#### Task details:
The response should be a precise copy of every entry.

[Stored data entries]
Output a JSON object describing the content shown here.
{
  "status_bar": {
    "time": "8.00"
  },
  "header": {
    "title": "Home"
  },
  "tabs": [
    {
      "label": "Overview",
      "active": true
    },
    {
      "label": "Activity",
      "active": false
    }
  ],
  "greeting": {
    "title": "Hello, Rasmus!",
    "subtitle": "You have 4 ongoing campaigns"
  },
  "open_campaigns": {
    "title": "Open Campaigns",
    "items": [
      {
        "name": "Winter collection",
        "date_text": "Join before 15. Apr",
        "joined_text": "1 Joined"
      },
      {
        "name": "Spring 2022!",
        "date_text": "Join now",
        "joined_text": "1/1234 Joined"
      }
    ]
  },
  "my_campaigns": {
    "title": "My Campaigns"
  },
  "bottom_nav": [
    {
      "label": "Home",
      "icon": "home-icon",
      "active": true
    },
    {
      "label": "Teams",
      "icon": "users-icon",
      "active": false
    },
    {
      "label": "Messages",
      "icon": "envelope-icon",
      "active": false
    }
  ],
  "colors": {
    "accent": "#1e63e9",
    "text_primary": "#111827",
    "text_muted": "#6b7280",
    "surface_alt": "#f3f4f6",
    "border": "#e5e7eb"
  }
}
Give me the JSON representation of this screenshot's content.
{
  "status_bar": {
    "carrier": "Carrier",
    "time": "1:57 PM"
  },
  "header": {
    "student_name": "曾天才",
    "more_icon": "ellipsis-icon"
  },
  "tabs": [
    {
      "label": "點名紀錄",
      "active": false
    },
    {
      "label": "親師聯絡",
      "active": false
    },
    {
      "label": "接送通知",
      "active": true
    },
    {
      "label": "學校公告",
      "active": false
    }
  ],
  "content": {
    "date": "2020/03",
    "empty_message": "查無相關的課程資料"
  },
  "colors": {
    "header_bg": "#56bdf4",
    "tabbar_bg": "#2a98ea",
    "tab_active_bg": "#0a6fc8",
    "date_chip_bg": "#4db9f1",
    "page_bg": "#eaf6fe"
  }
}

#### Response area:
Output a JSON object describing the content shown here.
{
  "status_bar": {
    "time": "8.00"
  },
  "header": {
    "title": "Home"
  },
  "tabs": [
    {
      "label": "Overview",
      "active": true
    },
    {
      "label": "Activity",
      "active": false
    }
  ],
  "greeting": {
    "title": "Hello, Rasmus!",
    "subtitle": "You have 4 ongoing campaigns"
  },
  "open_campaigns": {
    "title": "Open Campaigns",
    "items": [
      {
        "name": "Winter collection",
        "date_text": "Join before 15. Apr",
        "joined_text": "1 Joined"
      },
      {
        "name": "Spring 2022!",
        "date_text": "Join now",
        "joined_text": "1/1234 Joined"
      }
    ]
  },
  "my_campaigns": {
    "title": "My Campaigns"
  },
  "bottom_nav": [
    {
      "label": "Home",
      "icon": "home-icon",
      "active": true
    },
    {
      "label": "Teams",
      "icon": "users-icon",
      "active": false
    },
    {
      "label": "Messages",
      "icon": "envelope-icon",
      "active": false
    }
  ],
  "colors": {
    "accent": "#1e63e9",
    "text_primary": "#111827",
    "text_muted": "#6b7280",
    "surface_alt": "#f3f4f6",
    "border": "#e5e7eb"
  }
}
Give me the JSON representation of this screenshot's content.
{
  "status_bar": {
    "carrier": "Carrier",
    "time": "1:57 PM"
  },
  "header": {
    "student_name": "曾天才",
    "more_icon": "ellipsis-icon"
  },
  "tabs": [
    {
      "label": "點名紀錄",
      "active": false
    },
    {
      "label": "親師聯絡",
      "active": false
    },
    {
      "label": "接送通知",
      "active": true
    },
    {
      "label": "學校公告",
      "active": false
    }
  ],
  "content": {
    "date": "2020/03",
    "empty_message": "查無相關的課程資料"
  },
  "colors": {
    "header_bg": "#56bdf4",
    "tabbar_bg": "#2a98ea",
    "tab_active_bg": "#0a6fc8",
    "date_chip_bg": "#4db9f1",
    "page_bg": "#eaf6fe"
  }
}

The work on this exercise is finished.